Explain what you’re doing (“You’re going to have a time-out so you can calm down and Mommy is going to be right over there”) and let him know it’s not punishment. If he refuses to stay in time-out, simply place him back in the spot firmly but coolly and go about your business. Beyond making sure he’s safe, don’t interact or give him attention during the time-out.
4. Talk it over afterward. When the storm subsides, hold your child close and talk about what happened. Discuss the tantrum in very simple terms and acknowledge your child’s frustration. Help her put her feelings into words by saying something like, “You were very angry because your food wasn’t the way you wanted it.” Let her see that once she expresses himself in words, she’ll get better results. Say with a smile, “I’m sorry I didn’t understand you. Now that you’re not screaming, I can find out what you want.”
5. Let your child know you love him. Once your child is calm and you’ve had a chance to talk to him about his tantrum, give him a quick hug and tell him that you love him. It’s important to reward good behavior, including your child being able to settle down and talk things over with you.

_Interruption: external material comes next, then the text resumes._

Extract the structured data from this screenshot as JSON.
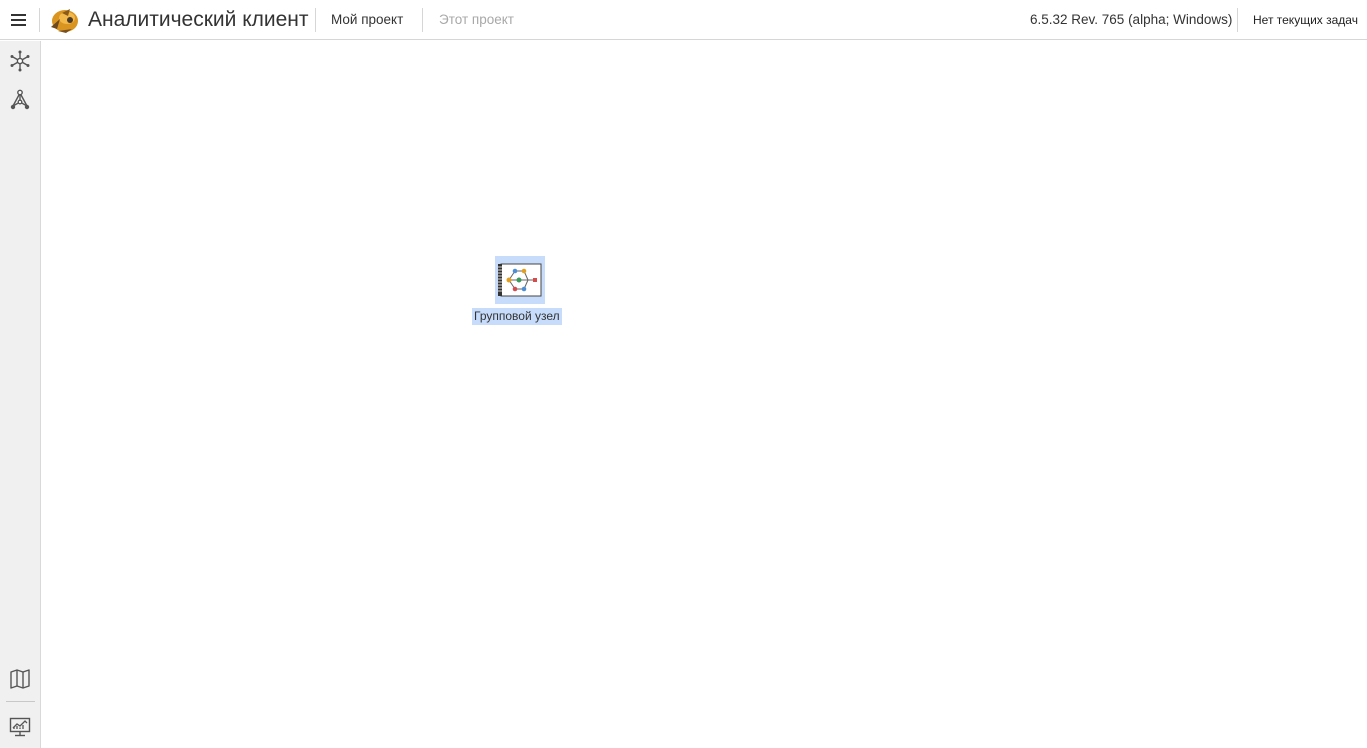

6. Try to head off tantrum-inducing situations. Pay attention to which situations push your child’s buttons and plan accordingly. If she falls apart when she’s hungry, carry snacks with you. If she gets cranky in the late afternoon, take care of errands earlier in the day.
If she has trouble making a transition from one activity to the next, give her a gentle heads-up before a change. Alerting her to the fact that you’re about to leave the playground or sit down to dinner (“We’re going to eat when you and Daddy are done with your story”) gives her a chance to adjust instead of react.
If you sense a tantrum is on the way, try distracting your child by changing locations, giving her a toy, or doing something she doesn’t expect, like making a silly face or pointing at a bird.
Your toddler is becoming more independent, so offer her choices whenever possible. No one likes being told what to do all the time. Saying, “Would you like corn or carrots?” rather than “Eat your corn!” will give her a sense of control.
Monitor how often you’re saying “no.” If you find you’re rattling it off routinely, you’re probably putting unnecessary stress on both of you. Try to ease up and choose your battles.
7. Watch for signs of overstress. Although daily tantrums are a perfectly normal part of the mid-toddler years, it’s a good idea to keep an eye out for possible problems. Has there been upheaval in the family? An extremely busy or harried period? Parental tensions? All of these can provoke tantrums.
If your child’s tantrums seem overly frequent or intense (or he’s hurting himself or others), seek help. Your doctor will discuss your child’s developmental and behavioral milestones with you at routine well-child checkups. These visits are good opportunities to talk about concerns you have about your child’s behavior, and they help to rule out any serious physical or psychological problems. Your doctor can also suggest ways to deal with the outbursts.
Also, talk to your doctor if your child has frightening breath-holding spells when he gets upset. There’s some evidence that this behavior is linked to an iron deficiency.